Has anyone mentioned structure in this discussion? I don't mean structured vs. unstructured, I mean documentation design. Documentation can be basically sound, but rendered unusable by poor information design and/or lack of suitable navigation tools.

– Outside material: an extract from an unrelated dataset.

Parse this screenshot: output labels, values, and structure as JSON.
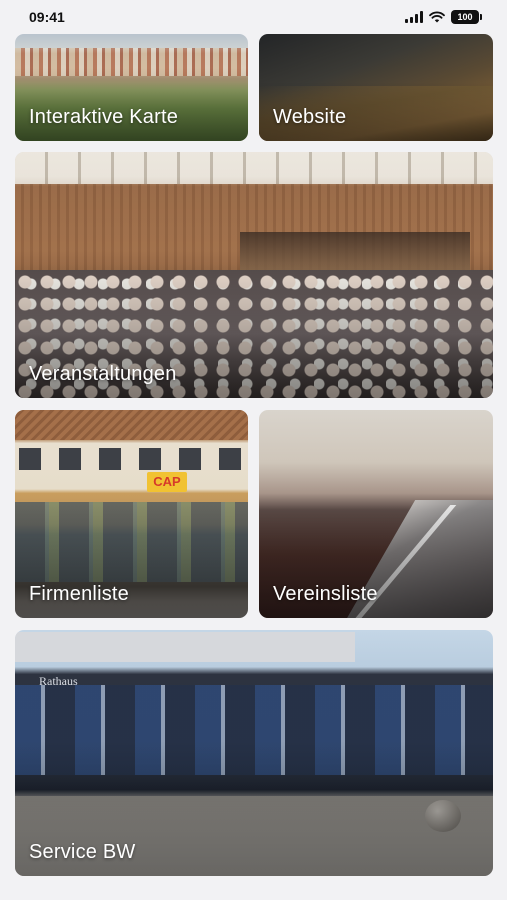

This problem becomes geometrically worse as documentation sets grow, especially for complex systems with many interacting components. Many years ago I worked with Hewlett Packard minicomputers (the HP1000 series, if anyone remembers those). These machines were ferociously good for their time, but the documentation was pretty dire. As the capability of the machines had grown, the documentation set had grown alongside them by merely adding new manuals, much as Nature evolved the human brain by adding new bits on top of old bits ;-) There was no global view, so solving a technical issue often involved picking through multiple, thick, manuals that deal with older, newer, higher and lower levels of detail. I often found myself five or six deep in open manuals at the end of a happy day of debugging. I am sure this was very good for my mental training, but it was not an efficient way to work. I doubt if this was an isolated problem. I would be a lot richer now if I'd applied the same level of concentration to Unix systems, but sadly I merely became expert in an operating system that was soon to become obsolete. But the memory lingers: great hardware, awesome operating system, ghastly documentation. -- Steve _______________________________________________ This message is from the Framers mailing list Send messages to email@example.com Visit the list's homepage at http://www.frameusers.com Archives located at http://www.mail-archive.com/framers%40lists.frameusers.com/ Subscribe and unsubscribe at http://lists.frameusers.com/listinfo.cgi/framers-frameusers.com Send administrative questions to listad...@frameusers.com